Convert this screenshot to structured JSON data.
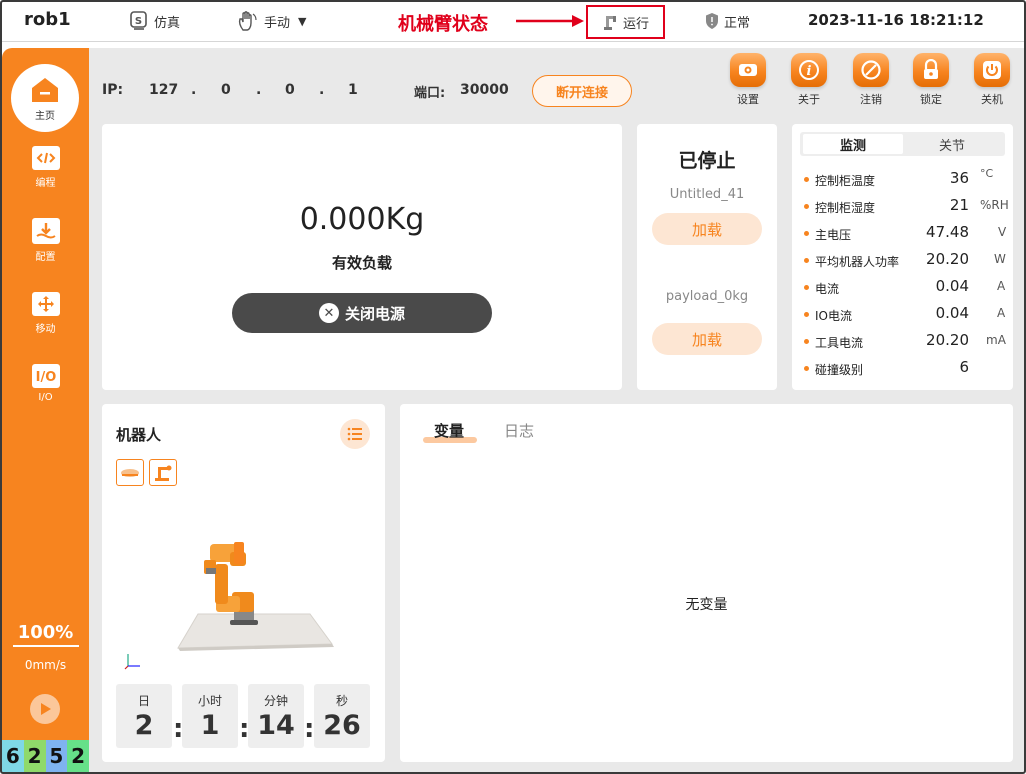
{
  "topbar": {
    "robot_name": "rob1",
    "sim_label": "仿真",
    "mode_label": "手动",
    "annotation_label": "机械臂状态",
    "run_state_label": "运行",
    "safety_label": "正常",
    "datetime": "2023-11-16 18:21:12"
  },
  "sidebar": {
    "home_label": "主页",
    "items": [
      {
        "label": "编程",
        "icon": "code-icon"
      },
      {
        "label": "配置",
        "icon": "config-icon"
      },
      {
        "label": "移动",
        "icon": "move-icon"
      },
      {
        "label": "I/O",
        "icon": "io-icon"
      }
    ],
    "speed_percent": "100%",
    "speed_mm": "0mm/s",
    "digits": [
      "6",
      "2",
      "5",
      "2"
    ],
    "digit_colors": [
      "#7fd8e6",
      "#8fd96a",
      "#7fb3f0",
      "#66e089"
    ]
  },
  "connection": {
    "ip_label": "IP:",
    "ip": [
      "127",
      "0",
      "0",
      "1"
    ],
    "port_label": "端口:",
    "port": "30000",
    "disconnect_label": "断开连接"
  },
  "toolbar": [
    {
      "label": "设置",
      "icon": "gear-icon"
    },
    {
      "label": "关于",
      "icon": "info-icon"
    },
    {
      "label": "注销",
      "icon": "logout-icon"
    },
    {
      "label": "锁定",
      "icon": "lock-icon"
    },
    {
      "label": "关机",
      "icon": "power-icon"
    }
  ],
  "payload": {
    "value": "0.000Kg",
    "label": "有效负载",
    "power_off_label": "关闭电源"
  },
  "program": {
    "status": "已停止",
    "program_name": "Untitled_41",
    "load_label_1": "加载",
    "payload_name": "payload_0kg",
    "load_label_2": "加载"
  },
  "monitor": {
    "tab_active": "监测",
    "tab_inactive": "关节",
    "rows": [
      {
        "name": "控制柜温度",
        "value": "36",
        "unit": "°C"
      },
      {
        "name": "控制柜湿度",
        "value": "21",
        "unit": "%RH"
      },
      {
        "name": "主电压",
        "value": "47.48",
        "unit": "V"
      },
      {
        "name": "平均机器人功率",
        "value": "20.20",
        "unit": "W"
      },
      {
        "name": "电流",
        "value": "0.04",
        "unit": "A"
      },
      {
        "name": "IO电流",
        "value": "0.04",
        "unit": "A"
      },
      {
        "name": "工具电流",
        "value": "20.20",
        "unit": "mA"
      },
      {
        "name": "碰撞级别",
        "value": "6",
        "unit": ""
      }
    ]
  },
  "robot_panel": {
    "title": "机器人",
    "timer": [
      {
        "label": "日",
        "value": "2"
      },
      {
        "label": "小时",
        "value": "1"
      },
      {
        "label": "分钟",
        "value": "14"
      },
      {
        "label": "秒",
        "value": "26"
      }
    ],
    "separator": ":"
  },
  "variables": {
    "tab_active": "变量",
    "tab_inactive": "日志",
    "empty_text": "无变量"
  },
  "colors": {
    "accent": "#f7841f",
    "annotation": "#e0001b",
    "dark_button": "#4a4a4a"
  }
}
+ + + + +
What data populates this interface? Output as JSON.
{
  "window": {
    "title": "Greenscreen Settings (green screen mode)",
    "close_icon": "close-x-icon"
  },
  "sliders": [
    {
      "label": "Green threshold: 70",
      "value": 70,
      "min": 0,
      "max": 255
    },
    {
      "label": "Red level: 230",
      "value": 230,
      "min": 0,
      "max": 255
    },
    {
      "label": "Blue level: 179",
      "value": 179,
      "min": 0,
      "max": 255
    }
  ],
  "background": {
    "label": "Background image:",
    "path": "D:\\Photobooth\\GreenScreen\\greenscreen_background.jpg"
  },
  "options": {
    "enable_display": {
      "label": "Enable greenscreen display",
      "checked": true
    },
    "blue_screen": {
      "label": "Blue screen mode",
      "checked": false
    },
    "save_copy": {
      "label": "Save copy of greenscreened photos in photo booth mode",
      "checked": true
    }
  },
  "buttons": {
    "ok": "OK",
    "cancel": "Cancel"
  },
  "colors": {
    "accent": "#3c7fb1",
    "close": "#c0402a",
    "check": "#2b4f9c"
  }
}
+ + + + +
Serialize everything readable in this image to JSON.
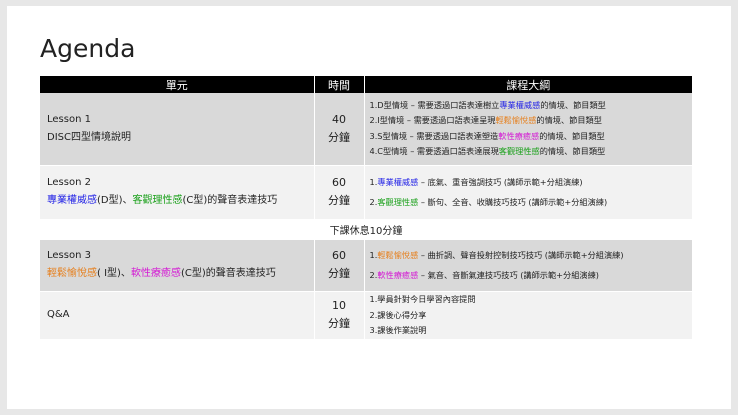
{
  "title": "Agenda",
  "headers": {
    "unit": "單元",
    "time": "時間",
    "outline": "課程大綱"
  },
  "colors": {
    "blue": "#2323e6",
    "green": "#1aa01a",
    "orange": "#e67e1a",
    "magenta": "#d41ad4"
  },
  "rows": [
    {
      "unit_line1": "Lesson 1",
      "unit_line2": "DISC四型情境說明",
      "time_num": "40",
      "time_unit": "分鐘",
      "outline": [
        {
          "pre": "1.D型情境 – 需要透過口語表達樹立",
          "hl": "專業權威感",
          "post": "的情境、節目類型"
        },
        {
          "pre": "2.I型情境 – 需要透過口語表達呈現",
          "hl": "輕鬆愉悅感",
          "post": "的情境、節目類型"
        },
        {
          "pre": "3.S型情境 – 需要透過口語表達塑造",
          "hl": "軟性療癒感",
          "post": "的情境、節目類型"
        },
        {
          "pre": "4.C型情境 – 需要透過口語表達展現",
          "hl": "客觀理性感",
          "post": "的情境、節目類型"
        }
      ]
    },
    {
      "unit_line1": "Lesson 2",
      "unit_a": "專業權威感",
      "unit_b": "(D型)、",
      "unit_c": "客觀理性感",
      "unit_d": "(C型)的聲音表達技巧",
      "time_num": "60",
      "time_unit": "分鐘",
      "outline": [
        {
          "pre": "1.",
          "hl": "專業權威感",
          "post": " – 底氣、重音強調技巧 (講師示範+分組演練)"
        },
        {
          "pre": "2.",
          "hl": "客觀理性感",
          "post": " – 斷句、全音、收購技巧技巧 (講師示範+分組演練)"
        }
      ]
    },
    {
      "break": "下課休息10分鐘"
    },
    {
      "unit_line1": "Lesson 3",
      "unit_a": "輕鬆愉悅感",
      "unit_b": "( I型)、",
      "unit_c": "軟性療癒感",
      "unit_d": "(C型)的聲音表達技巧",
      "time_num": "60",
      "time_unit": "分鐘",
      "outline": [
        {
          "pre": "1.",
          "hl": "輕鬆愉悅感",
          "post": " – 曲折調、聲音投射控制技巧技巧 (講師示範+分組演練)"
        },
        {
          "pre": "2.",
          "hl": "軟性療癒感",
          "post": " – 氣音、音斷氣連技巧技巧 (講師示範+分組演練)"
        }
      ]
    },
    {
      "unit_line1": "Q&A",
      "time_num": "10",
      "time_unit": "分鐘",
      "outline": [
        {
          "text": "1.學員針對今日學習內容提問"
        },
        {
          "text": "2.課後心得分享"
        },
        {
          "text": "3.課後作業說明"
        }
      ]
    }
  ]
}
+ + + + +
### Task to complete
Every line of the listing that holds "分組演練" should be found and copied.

### The answer
          "post": " – 底氣、重音強調技巧 (講師示範+分組演練)"
          "post": " – 斷句、全音、收購技巧技巧 (講師示範+分組演練)"
          "post": " – 曲折調、聲音投射控制技巧技巧 (講師示範+分組演練)"
          "post": " – 氣音、音斷氣連技巧技巧 (講師示範+分組演練)"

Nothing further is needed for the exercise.